On the reverse side is an eight cent Einstein stamp. The message reads: "Greetings -- wonderful trip -- beautiful weather, etc. Waiting now to see Kodiak snow. See you soon -- Love, Ruth"
The composition of the card is unremarkable except that it was obviously taken from a moving boat. You can see the wake of the craft as it pulls away from the monument on a partly sunny day. Many times over the years I've looked at this image and not seen its significance, yet it's mundane image holds a hidden treasure.
The memorial sits over the remains not only of the sunken navy ship Arizona but also over the remains of the men who died on that fateful day. The fact that the photographer took the picture moving away from the memorial, rather than approaching it, speaks to our relationship to all who have died. Though these men are remembered and honored, we must by necessity of time itself move away from them. This is the cruel nature of time itself , let alone our faltering memories.

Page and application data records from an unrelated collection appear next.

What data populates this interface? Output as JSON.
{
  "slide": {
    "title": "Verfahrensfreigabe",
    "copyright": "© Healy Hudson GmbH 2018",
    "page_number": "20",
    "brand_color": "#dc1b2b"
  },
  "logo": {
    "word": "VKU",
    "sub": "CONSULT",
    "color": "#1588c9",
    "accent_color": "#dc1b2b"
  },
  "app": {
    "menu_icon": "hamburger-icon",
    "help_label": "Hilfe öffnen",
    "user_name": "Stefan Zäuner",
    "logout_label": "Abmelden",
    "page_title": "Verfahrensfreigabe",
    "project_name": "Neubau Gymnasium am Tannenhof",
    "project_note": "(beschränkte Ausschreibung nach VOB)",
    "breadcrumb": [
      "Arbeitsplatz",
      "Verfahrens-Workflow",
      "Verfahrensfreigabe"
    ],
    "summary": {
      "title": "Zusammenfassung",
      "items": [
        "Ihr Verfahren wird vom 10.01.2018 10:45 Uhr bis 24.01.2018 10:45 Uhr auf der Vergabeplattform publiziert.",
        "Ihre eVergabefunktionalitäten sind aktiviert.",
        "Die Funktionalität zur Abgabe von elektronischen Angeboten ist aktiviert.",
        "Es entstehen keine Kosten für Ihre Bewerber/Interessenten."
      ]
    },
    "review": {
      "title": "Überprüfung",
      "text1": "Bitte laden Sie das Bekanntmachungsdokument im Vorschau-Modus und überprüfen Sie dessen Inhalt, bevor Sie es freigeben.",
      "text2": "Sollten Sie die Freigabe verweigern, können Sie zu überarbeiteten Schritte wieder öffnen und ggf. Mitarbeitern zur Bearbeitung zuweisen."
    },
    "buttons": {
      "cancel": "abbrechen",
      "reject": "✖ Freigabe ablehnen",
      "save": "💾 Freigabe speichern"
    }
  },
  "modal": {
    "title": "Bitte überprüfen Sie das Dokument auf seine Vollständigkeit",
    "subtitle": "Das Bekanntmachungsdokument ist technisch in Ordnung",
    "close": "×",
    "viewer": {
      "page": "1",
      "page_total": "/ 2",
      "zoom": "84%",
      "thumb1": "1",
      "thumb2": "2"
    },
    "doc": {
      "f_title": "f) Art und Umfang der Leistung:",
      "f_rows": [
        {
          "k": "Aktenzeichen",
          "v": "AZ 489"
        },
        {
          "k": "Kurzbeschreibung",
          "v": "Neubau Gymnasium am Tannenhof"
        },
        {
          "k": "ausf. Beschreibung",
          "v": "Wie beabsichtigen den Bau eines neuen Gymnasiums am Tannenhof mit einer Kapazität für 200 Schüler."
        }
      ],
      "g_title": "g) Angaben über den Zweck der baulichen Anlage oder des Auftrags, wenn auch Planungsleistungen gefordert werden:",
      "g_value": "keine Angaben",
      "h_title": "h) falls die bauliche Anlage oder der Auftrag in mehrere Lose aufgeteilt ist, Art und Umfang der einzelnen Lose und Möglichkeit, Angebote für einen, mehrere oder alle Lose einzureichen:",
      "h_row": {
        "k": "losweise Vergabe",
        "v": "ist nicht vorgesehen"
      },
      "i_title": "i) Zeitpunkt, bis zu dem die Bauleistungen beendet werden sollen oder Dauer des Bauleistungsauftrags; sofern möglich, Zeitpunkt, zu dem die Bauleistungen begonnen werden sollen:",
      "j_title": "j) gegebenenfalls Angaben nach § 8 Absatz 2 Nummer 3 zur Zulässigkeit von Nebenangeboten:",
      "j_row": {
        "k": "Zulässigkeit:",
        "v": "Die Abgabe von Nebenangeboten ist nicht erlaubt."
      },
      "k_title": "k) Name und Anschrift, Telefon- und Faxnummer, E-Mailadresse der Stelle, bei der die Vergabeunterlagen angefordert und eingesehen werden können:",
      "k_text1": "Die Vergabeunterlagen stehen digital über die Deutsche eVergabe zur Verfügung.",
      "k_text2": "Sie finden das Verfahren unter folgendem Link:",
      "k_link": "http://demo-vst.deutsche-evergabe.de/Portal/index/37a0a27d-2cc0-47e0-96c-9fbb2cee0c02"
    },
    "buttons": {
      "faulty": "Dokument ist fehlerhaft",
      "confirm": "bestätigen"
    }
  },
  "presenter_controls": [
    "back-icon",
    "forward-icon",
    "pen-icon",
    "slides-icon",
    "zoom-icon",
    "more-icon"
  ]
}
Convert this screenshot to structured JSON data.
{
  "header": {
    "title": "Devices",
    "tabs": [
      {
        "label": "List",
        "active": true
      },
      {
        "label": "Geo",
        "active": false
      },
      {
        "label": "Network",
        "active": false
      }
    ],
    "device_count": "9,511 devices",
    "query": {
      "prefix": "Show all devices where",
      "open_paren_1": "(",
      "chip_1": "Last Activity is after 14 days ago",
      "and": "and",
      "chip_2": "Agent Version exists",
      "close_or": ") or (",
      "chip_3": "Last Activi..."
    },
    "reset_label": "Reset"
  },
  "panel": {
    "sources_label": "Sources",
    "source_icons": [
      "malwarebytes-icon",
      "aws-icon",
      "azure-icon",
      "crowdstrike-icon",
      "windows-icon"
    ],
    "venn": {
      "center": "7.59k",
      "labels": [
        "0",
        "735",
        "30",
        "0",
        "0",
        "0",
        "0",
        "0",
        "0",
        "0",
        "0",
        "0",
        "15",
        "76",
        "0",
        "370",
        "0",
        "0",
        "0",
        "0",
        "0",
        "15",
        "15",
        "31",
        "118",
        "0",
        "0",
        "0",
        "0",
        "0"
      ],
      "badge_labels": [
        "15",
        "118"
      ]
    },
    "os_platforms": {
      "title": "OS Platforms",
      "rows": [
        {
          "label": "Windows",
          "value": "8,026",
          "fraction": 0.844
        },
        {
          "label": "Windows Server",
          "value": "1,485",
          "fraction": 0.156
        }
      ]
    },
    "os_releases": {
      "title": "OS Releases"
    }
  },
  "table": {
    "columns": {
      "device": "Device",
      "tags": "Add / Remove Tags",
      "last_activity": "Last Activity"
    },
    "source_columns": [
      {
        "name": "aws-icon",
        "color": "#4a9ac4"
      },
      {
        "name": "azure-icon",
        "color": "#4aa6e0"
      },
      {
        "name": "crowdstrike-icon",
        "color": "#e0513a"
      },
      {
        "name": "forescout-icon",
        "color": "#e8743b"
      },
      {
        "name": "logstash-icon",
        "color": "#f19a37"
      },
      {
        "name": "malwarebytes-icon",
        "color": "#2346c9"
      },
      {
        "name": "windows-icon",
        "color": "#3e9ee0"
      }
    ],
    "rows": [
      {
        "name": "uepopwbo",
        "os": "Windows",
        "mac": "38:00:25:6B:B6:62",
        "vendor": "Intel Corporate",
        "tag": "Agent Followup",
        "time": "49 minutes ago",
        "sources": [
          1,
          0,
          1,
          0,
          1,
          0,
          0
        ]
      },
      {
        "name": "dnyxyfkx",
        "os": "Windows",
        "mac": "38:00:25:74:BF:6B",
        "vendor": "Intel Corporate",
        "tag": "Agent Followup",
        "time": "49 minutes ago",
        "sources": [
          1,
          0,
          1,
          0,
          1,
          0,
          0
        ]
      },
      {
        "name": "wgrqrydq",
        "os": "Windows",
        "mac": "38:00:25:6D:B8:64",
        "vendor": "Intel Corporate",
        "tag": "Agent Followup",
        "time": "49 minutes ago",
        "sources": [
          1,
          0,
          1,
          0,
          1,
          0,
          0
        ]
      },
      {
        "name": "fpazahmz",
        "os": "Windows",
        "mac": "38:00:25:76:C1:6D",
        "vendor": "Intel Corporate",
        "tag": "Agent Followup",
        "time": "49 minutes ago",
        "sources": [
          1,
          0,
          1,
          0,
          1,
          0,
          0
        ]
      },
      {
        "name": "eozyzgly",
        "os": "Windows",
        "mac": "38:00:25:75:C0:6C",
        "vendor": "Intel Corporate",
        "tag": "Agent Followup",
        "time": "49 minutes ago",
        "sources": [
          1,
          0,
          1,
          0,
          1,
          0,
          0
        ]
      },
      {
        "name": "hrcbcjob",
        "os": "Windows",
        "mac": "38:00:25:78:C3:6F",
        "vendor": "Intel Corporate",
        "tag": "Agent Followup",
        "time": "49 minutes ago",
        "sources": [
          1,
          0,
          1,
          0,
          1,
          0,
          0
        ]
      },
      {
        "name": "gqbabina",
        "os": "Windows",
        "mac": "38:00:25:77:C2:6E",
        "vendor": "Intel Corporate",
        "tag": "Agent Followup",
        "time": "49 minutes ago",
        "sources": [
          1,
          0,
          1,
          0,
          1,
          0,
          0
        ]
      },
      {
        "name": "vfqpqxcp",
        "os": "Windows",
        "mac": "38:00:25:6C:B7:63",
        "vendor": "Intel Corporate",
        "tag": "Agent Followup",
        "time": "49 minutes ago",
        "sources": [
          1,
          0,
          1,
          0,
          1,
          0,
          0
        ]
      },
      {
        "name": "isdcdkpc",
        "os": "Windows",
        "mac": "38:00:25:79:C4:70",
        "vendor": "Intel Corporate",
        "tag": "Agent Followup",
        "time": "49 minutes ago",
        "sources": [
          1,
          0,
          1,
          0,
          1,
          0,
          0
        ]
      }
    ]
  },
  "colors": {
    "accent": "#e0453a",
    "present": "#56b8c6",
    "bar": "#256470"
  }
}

It is good that there are memorials made of marble. It is also good there are postcards and postcards posted on the Internet. Each saves a valuable memory, at least for a time, from loss.